Gregory Allouis, Strategic Solutions Director, SPIE UK
Operators in the built environment are waking up to the value that they can derive from using Building Information Modelling (BIM). To help the industry operate faster and more efficiently, a shift that was first started by the UK government legislating that all buildings procured by public bodies must leverage BIM Level 2 standards—to meet targets on project delivery times, imported materials, project costs and reducing greenhouse gas emissions by 50 percent—is now gaining momentum.
All Hands-on Deck
Collaboration on projects is a constant challenge for those in the built environment. With numerous stakeholders involved, from architects, to consultancies and principal, and sub-contractors, accountability for everything on a project can be difficult to maintain. BIM provides a means to rectify this. The introduction of BIM means that there is transparency amongst everyone involved as to what is required at each stage, from the initial designs through to delivering the work in the real world. By creating a single source of truth, systems are designed that can be built realistically.
BIM can also help those in the built environment be more competitive as it allows more precise planning and reduces the likelihood of problems and delays. Through the use of 5D BIM skills, engineers are able to enhance their models with each component at every stage of the project. As a result, prices can be accurately calculated without undue contingencies, allowing for more competitive bids when pitching for contracts.
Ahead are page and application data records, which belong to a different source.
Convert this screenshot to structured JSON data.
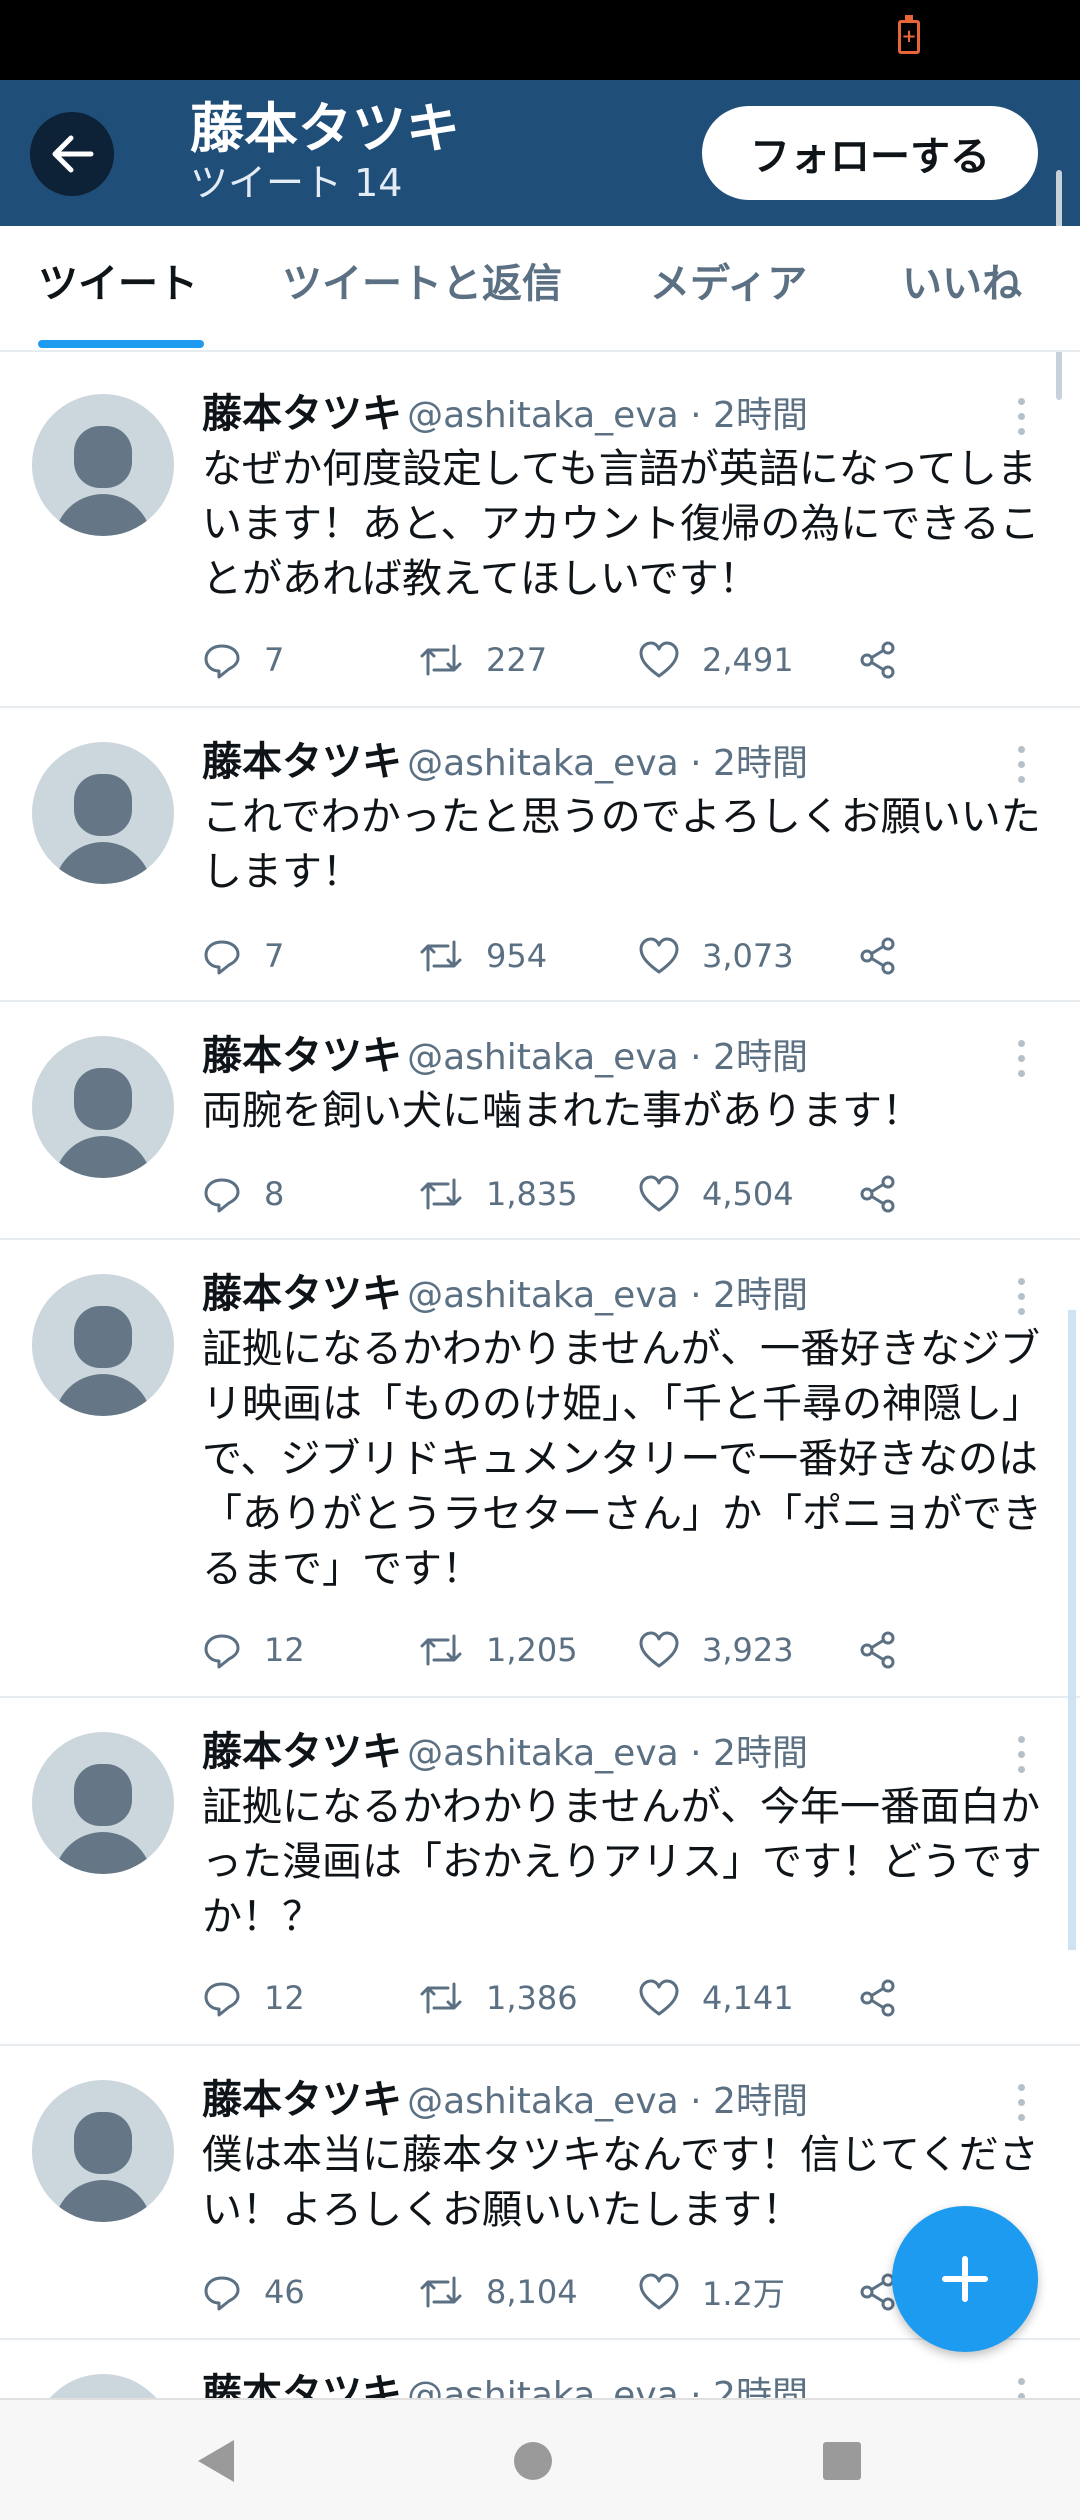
{
  "status_bar": {
    "battery_icon": "battery-charging-icon",
    "battery_color": "#e8653a"
  },
  "header": {
    "back_icon": "arrow-left-icon",
    "title": "藤本タツキ",
    "subtitle": "ツイート 14",
    "follow_label": "フォローする",
    "bg_color": "#1f4e79"
  },
  "tabs": [
    {
      "label": "ツイート",
      "active": true
    },
    {
      "label": "ツイートと返信",
      "active": false
    },
    {
      "label": "メディア",
      "active": false
    },
    {
      "label": "いいね",
      "active": false
    }
  ],
  "tweets": [
    {
      "name": "藤本タツキ",
      "handle": "@ashitaka_eva",
      "time": "2時間",
      "text": "なぜか何度設定しても言語が英語になってしまいます！あと、アカウント復帰の為にできることがあれば教えてほしいです！",
      "replies": "7",
      "retweets": "227",
      "likes": "2,491"
    },
    {
      "name": "藤本タツキ",
      "handle": "@ashitaka_eva",
      "time": "2時間",
      "text": "これでわかったと思うのでよろしくお願いいたします！",
      "replies": "7",
      "retweets": "954",
      "likes": "3,073"
    },
    {
      "name": "藤本タツキ",
      "handle": "@ashitaka_eva",
      "time": "2時間",
      "text": "両腕を飼い犬に噛まれた事があります！",
      "replies": "8",
      "retweets": "1,835",
      "likes": "4,504"
    },
    {
      "name": "藤本タツキ",
      "handle": "@ashitaka_eva",
      "time": "2時間",
      "text": "証拠になるかわかりませんが、一番好きなジブリ映画は「もののけ姫」、「千と千尋の神隠し」で、ジブリドキュメンタリーで一番好きなのは「ありがとうラセターさん」か「ポニョができるまで」です！",
      "replies": "12",
      "retweets": "1,205",
      "likes": "3,923"
    },
    {
      "name": "藤本タツキ",
      "handle": "@ashitaka_eva",
      "time": "2時間",
      "text": "証拠になるかわかりませんが、今年一番面白かった漫画は「おかえりアリス」です！どうですか！？",
      "replies": "12",
      "retweets": "1,386",
      "likes": "4,141"
    },
    {
      "name": "藤本タツキ",
      "handle": "@ashitaka_eva",
      "time": "2時間",
      "text": "僕は本当に藤本タツキなんです！信じてください！よろしくお願いいたします！",
      "replies": "46",
      "retweets": "8,104",
      "likes": "1.2万"
    },
    {
      "name": "藤本タツキ",
      "handle": "@ashitaka_eva",
      "time": "2時間",
      "text": "",
      "replies": "",
      "retweets": "",
      "likes": ""
    }
  ],
  "fab": {
    "icon": "plus-icon",
    "color": "#1d9bf0"
  },
  "nav_bar": {
    "back_icon": "nav-back-icon",
    "home_icon": "nav-home-icon",
    "recents_icon": "nav-recents-icon"
  }
}
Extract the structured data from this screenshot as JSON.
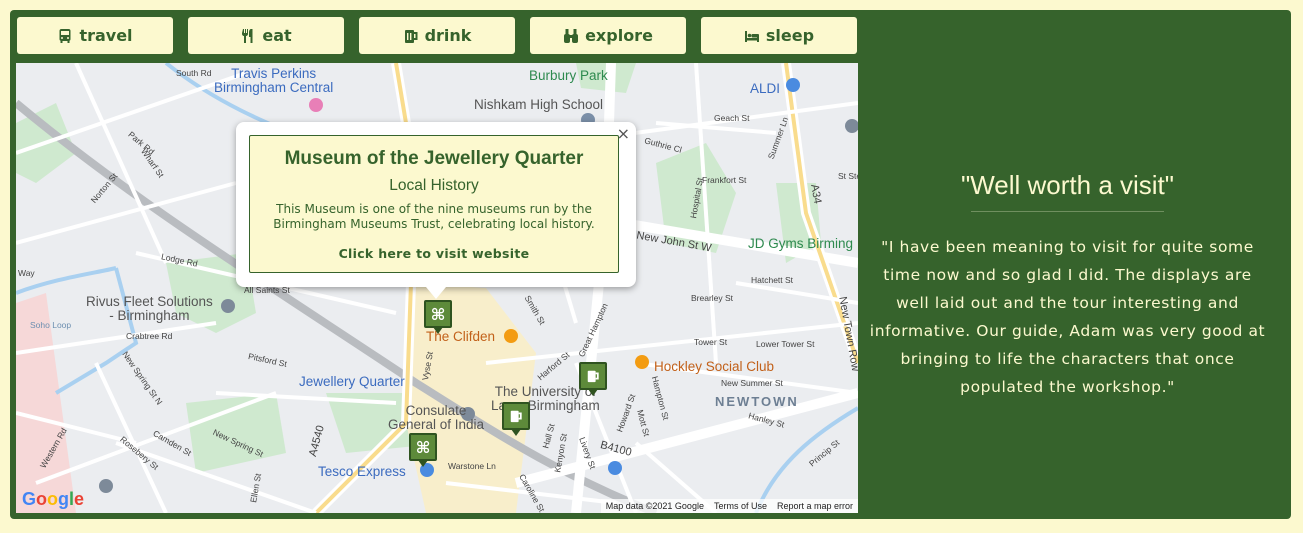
{
  "nav": {
    "travel": "travel",
    "eat": "eat",
    "drink": "drink",
    "explore": "explore",
    "sleep": "sleep"
  },
  "colors": {
    "accent": "#36632c",
    "cream": "#fcf9cf",
    "marker": "#5d8a3a"
  },
  "map": {
    "labels": {
      "travis": "Travis Perkins\nBirmingham Central",
      "burbury": "Burbury Park",
      "nishkam": "Nishkam High School",
      "aldi": "ALDI",
      "jdgyms": "JD Gyms Birming",
      "rivus": "Rivus Fleet Solutions\n- Birmingham",
      "clifden": "The Clifden",
      "hockley": "Hockley Social Club",
      "jq_station": "Jewellery Quarter",
      "uni": "The University of\nLaw - Birmingham",
      "consulate": "Consulate\nGeneral of India",
      "tesco": "Tesco Express",
      "newtown": "NEWTOWN",
      "soho_loop": "Soho Loop"
    },
    "streets": [
      "South Rd",
      "Park Rd",
      "Wharf St",
      "Norton St",
      "Lodge Rd",
      "All Saints St",
      "Crabtree Rd",
      "New Spring St N",
      "Pitsford St",
      "Western Rd",
      "Rosebery St",
      "Camden St",
      "New Spring St",
      "Vyse St",
      "A4540",
      "Warstone Ln",
      "Harford St",
      "Great Hampton",
      "Smith St",
      "Hall St",
      "Kenyon St",
      "Livery St",
      "B4100",
      "Howard St",
      "Hampton St",
      "Mott St",
      "New John St W",
      "Frankfort St",
      "Hospital St",
      "Geach St",
      "Summer Ln",
      "A34",
      "New Town Row",
      "Hatchett St",
      "Brearley St",
      "Tower St",
      "Lower Tower St",
      "New Summer St",
      "Hanley St",
      "Princip St",
      "Guthrie Cl",
      "St Step",
      "Caroline St",
      "Ellen St",
      "Way"
    ],
    "google": "Google",
    "attribution": {
      "data": "Map data ©2021 Google",
      "terms": "Terms of Use",
      "report": "Report a map error"
    }
  },
  "infowindow": {
    "title": "Museum of the Jewellery Quarter",
    "category": "Local History",
    "description": "This Museum is one of the nine museums run by the Birmingham Museums Trust, celebrating local history.",
    "link": "Click here to visit website",
    "close": "×"
  },
  "review": {
    "title": "\"Well worth a visit\"",
    "text": "\"I have been meaning to visit for quite some time now and so glad I did. The displays are well laid out and the tour interesting and informative. Our guide, Adam was very good at bringing to life the characters that once populated the workshop.\""
  }
}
"By using BIM technology, work can be planned exactingly, with the upmost safety, as well as facilitating prefabrication"
BIM doesn’t have to be Big
The industry started to apply BIM to larger projects with the requirement for collaboration amongst different contractors, mainly because of the amount of design information that needs to be shared and the need to coordinate the different packages. Once a project team is experienced in applying BIM to a largescale project, it is only natural to use this methodology with smaller contracts where a smart design would also be beneficial and valueable.
Whether you’re using BIM or not, BIM technology is now helping create greater efficiencies. For example, software such as REVIT allows automating or semis automating of activities, such as quantity take-offs which saves time and brings consistency across projects.
Designing Technical Systems that can be Built
BIM can create value for even the smallest jobs, right down to moving a doorway. For a job this small, designing in BIM may seem like overkill, but it affords a level of accuracy that helps avoid errors. This accuracy translates into speed and certainty. Firstly, there is no chance that the new doorway position will unexpectedly interfere with other services in the building, because the BIM model will have shown this. The process of pricing the job is also expedited, because the estimator can see exactly what materials are needed. As a result, the work can be delivered in the time frame and in the cost that’s expected, without any delays or complications, freeing up time for engineers to work on other projects.
Regardless of the size or value of the job, more and more clients are now becoming aware that BIM is beneficial for their projects. Whilst this was kick started by the government’s initiative to meet its targets, once customers recognise the value they can get from the BIM process, it is possible that they will want access to those benefits at a regular basis.
BIM can also deliver incredible value when it comes to sites that continue to be in use whilst work is carried out or are potentially dangerous. By using BIM technology, work can be planned exactingly, with the upmost safety, as well as facilitating prefabrication. The result is that the need for shutdowns during the working day is significantly reduced.
SPIE leveraged BIM in the similar way when asked to replace systems critical to the running of the School of Life Sciences at the University of Dundee. The plant that needed replacing was in a rooftop plant room of a seven-story building, presenting a significant engineering and logistical challenge. By using 5D BIM practices, the team was able to plan every stage of the works from start to finish. The client was assured downtime would be kept to a minimum whilst also ensuring a smoother delivery of works on-site.
It’s important that the built environment continues to adopt and innovate with BIM. Promoting BIM Level 2 is the first step for many and then the industry needs to set its sights on Level 3. BIM should not be thought of exclusively as a design tool, its value to those in the built environment is far greater. Through better collaboration and coordination of stakeholders, more competitive pricing and by giving people the tools they need to design systems which can be built efficiently, BIM can help businesses drive growth.